The exhibit is one of the largest showings ever at Burns Library, occupying all display areas on the building's main floor. It is drawn from the Burns Library's Samuel N. Freedman George Bernard Shaw Collection, acquired in 2002, which contains more than 3,400 items amassed from the 1950s to the end of the 20th century by private collector Samuel Freedman, a rare books and manuscripts dealer. The acquisition was made possible by the library's Brian P. Burns Endowed Acquisitions Fund.
Specifically, the collection encompasses approximately 3,000 books and other printed items, including many pamphlets written by Shaw on all the controversial subjects of his day: education, war and peace, socialism, every aspect of economics, relations between England and Ireland, and the like, according to Horn.

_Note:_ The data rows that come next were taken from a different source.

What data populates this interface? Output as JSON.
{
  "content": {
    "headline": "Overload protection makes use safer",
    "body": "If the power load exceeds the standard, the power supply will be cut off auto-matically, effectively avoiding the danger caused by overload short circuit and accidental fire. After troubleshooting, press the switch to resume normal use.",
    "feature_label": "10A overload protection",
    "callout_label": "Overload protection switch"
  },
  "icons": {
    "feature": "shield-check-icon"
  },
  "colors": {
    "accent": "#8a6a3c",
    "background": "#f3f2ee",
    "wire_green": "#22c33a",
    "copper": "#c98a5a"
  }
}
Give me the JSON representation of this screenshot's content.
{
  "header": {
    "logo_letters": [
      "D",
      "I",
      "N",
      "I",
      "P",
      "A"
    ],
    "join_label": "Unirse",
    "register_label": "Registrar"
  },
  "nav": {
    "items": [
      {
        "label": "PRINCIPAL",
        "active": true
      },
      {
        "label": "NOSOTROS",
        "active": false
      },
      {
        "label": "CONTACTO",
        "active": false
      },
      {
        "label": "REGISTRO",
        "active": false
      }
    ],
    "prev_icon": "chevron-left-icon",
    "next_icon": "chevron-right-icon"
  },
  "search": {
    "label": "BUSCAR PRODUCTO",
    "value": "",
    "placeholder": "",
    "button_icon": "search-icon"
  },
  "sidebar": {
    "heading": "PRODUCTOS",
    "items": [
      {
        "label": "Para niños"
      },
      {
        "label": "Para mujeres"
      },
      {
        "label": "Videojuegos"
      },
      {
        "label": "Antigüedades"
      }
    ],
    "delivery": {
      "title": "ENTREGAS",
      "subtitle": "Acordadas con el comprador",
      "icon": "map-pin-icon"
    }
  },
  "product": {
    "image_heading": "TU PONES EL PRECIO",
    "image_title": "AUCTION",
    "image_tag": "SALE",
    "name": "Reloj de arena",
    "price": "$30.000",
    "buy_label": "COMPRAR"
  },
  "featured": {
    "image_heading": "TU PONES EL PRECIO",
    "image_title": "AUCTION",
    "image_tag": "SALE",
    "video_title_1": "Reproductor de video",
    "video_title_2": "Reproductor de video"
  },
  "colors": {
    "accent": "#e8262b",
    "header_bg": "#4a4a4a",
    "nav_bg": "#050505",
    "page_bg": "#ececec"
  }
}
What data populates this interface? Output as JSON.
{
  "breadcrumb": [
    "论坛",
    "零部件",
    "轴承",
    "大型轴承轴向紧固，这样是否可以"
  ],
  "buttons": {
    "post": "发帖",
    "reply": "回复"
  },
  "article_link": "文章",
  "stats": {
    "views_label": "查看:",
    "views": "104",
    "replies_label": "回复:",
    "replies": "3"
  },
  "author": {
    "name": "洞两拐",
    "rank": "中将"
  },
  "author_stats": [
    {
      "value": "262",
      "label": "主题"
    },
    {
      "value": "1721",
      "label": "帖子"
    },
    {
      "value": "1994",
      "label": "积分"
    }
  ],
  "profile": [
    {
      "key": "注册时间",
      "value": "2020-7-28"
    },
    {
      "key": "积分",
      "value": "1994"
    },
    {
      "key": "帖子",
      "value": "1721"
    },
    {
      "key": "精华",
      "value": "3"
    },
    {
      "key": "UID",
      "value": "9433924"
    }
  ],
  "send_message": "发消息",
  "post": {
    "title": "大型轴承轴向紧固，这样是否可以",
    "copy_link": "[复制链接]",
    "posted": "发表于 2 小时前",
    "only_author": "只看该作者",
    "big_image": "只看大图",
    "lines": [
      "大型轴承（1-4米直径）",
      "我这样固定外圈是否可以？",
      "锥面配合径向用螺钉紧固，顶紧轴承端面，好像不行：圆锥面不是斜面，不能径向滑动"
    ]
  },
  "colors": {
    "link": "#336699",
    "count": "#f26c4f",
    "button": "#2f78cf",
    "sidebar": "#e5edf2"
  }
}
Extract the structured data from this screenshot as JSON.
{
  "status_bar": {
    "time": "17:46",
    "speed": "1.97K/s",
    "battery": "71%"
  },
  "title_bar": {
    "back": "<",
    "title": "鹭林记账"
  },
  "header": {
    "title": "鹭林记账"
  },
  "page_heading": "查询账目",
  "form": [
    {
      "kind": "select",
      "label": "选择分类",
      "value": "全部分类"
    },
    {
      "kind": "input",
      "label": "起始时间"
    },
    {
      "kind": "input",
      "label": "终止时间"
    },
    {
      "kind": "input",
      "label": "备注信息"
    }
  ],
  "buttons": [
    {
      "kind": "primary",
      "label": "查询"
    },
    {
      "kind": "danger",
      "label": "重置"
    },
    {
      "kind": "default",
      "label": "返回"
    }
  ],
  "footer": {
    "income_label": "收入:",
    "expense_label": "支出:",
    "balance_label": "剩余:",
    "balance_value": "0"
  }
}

Shaw was a socialist, a pacifist and a vegetarian, Horn notes, and his opinions on these and other subjects are expressed at length in the collection. Hundreds of clippings also reflect his views in letters to newspapers and his replies to other letters.
The collection also holds more than 400 other items, among them portraits, photographs, programs, posters, letters and notes. In particular, a large number of playbills reveal the extensive and varied productions of Shaw's major and minor plays as well as offer insight into the playwright himself.
For example, a "Back to Methuselah" program on display is for a performance by the Arts Theatre Club in London in 1947. "Shaw used his plays to expound on his many social and economic theories," said Horn, "and this play reflects his views on the perfectibility of man -- if a person could live long enough.
"Another playbill is for Shaw's 'You Never Can Tell' -- the 103rd week of its run, dated November 1918," he added. "This play is a romantic comedy that addresses parent-child relationships and the equality of women in society."
The acquisition of the Shaw Collection enhanced the Boston College Irish Collection at Burns Library, widely regarded as the foremost assemblage of its kind outside Ireland. This comprehensive archive documents the history, life and culture of the Irish people, with strong holdings in Irish history, religion, politics, and literature, and including some of the world's finest archives related to Nobel Laureates William Butler Yeats, Samuel Beckett and Seamus Heaney.
The John J. Burns Library of Rare Books and Special Collections is named in memory of the Honorable John J. Burns, a distinguished alumnus of the class of 1921 who became the University's first "Friend of the Library" and one of its principal benefactors. It was dedicated in 1986, and today is home to more than 160,000 volumes, 15 million manuscripts and impressive holdings of artifacts, maps, paintings, photographs, ephemera and architectural records.
"Mr. Shaw's Time Is Filled Up for Months to Come" -- Exhibition from the George Bernard Shaw Collection at The John J. Burns Library at Boston College, 140 Commonwealth Avenue, Chestnut Hill, Mass. Free and open to the public. Hours: Monday through Friday from 9:00 a.m to 5:00 p.m. or by appointment. Venue is handicapped accessible. For information the public may call: 617-552-3282.